Oscar-nominated character actor Robert Strauss basically puts on a one-man show, with some voiceover and newsreel audio assists along the way, and plays the lead as arrogant, bellicose but ultimately pitiable. Imagine a much angrier, misogynistic, ultra-conservative Tom Hanks (minus the volleyball) from Zemeckis' Cast Away and you'll have an idea of Strauss' character in The Noah. Despite the initial churlish aspects of the soldier, one can't help softening toward him once he meets/creates his companion Friday. Friday, who is voiced by Geoffrey Holder in his maaaavelous baritone, is initially subservient to "The Noah" nearly to the point of noxiousness. But since The Noah is Friday's creator, his eager-to-please attitude makes perfect sense. And the soldier seems only too happy to be worshipped by Friday. As a sign of friendship (or his ever-spiraling decent into madness), The Noah builds Friday his own latrine.

Trouble comes, however, with the introduction of The Noah's next creation - a woman. The soldier tips his hand early on about his feelings on women in monologue statements like "I never had to pay for it in my life" which when a man states this, it generally indicates two things:
1. He has always had to pay for it.
2. He can't relate to women in any way, shape or form.
The woman, Friday-Anne, voiced by the great Sally Kirkland, immediately throws passive-aggressive attitude The Noah's way while simultaneously warming up to Friday. It's exactly the kind of antagonistic relationship I imagine Lilith would have had with God. She never becomes outright disrespectful, but just questions everything in a snarky tone. Of course, the ersatz Adam and Eve are eventually tossed out of paradise in a somewhat darkly comical scene leaving The Noah to start from scratch. His next effort begins with teaching children all the important things.
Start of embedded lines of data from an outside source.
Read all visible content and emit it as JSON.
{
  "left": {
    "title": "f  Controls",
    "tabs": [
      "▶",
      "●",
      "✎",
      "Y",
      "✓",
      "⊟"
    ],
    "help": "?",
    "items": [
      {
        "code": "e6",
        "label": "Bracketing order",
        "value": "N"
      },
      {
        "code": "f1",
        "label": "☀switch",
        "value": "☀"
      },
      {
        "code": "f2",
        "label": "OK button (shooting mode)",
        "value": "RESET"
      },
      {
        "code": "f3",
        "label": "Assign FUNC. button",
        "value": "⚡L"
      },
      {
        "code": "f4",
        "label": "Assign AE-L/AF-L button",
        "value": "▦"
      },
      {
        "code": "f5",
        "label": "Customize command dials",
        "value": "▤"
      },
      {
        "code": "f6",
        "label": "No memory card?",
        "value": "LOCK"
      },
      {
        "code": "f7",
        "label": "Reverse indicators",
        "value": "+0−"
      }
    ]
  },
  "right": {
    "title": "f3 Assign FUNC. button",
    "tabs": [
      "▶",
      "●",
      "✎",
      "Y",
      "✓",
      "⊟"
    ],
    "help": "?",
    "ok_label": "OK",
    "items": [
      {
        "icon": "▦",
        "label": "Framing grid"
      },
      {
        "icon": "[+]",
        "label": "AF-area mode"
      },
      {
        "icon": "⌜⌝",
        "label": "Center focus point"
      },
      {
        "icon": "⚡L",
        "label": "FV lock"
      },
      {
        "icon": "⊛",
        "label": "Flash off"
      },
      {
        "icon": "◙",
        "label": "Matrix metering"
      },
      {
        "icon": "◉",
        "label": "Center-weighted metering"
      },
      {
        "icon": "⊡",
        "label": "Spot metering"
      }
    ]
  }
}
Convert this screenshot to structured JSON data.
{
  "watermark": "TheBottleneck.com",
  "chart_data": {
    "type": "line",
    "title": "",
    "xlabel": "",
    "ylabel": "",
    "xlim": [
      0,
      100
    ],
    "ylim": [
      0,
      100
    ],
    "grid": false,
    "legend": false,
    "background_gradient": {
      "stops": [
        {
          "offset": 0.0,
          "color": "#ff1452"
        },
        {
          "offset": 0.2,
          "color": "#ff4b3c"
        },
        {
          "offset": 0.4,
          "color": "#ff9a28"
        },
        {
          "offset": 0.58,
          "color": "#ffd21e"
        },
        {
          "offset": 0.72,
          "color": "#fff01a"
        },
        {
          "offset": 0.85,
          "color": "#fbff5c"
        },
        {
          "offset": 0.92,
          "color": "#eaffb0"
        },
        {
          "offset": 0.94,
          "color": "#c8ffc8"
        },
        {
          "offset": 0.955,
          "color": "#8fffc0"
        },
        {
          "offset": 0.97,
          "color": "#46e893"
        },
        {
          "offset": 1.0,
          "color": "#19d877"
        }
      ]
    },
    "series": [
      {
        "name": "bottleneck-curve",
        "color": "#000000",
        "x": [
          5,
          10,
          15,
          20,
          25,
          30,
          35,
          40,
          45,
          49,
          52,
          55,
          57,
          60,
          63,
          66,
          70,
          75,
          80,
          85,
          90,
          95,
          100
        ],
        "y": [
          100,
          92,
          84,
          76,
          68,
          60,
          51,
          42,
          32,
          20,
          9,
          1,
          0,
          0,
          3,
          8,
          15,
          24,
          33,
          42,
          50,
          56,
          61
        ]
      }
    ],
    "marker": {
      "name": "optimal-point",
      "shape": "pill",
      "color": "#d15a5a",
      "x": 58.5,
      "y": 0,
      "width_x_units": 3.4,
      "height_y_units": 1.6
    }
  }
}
Eventually the children grow up, form cultures and begin to argue causing an ever-increasing cacophony of voices which The Noah attempts to quell with religious dogma.

Ultimately though, the chaos not only continues, but morphs into 20th century history. As The Noah perpetually wanders through the broken down, abandoned vehicle remnants on the island, the audible history of the past decades play out. By the end of the film, whether you interpret the soldier as a solitary, mad survivor or a lone, flawed god, you wind up feeling quite sorry for him and mankind in general.

Bourla's concept is absolutely brilliant and quite well executed, considering it's his only directorial effort. Strauss is just the kind of range-y character actor to handle a role that is alternately amusing, serious or sad. My only problems with the film were the slow pace and the needlessly long dirge-like, audio stroll through 20th century events. A few minutes of it brought home the point, but Bourla let it play out for nearly half an hour. I can enjoy a prolonged sequence like that in a Béla Tarr film, but it seems excessive here. 
The film has a strange history in that it was made in 1968, not screened at all until 1975 and never released theatrically. It is available on DVD and highly recommended for the patient, intellectual, P/A fan.

Score 7.75